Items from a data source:

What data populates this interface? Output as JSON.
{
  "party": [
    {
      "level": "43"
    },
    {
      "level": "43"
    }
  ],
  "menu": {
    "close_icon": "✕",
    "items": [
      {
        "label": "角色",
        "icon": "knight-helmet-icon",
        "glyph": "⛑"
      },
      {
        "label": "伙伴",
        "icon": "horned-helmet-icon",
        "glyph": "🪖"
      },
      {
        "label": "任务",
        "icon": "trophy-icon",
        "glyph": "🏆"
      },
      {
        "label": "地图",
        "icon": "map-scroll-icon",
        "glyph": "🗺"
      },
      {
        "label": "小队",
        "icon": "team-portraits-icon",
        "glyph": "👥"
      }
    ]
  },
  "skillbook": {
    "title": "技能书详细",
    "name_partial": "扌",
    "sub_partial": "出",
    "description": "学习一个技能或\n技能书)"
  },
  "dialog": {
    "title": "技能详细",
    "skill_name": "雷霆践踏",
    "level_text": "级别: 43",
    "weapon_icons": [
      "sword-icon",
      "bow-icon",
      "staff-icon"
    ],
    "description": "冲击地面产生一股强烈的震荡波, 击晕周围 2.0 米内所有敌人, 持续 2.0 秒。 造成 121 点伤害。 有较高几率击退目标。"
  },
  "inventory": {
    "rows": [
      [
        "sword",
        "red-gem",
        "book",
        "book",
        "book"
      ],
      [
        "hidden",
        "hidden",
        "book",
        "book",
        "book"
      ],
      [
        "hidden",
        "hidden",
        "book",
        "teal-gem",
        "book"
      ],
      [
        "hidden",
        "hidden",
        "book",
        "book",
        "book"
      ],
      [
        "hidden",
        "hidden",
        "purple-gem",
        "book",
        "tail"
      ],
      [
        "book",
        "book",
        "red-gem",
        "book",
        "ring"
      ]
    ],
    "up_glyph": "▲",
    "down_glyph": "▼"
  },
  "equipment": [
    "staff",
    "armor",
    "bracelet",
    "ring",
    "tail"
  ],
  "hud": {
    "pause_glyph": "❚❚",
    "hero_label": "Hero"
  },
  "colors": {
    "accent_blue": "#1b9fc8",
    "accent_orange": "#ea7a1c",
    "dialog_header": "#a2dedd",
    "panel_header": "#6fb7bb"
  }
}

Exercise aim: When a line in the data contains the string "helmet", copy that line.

Solution for this exercise:
        "icon": "knight-helmet-icon",
        "icon": "horned-helmet-icon",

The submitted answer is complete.